◆ **ACTIVITY**:
Nothing but a number is needed: the count of lines below that include "design".

◆ **RECORD EXCERPTS**:
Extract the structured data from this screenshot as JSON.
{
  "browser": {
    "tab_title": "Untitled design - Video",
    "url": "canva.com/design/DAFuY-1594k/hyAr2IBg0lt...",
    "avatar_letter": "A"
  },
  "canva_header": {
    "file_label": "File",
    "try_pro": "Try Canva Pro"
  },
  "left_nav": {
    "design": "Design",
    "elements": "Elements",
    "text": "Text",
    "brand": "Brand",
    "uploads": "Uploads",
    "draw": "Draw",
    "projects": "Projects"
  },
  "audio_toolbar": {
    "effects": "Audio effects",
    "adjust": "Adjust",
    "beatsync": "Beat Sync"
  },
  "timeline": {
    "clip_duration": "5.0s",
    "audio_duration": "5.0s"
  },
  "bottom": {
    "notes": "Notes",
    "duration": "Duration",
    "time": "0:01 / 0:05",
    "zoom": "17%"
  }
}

◆ **WRITTEN RESPONSE**:
3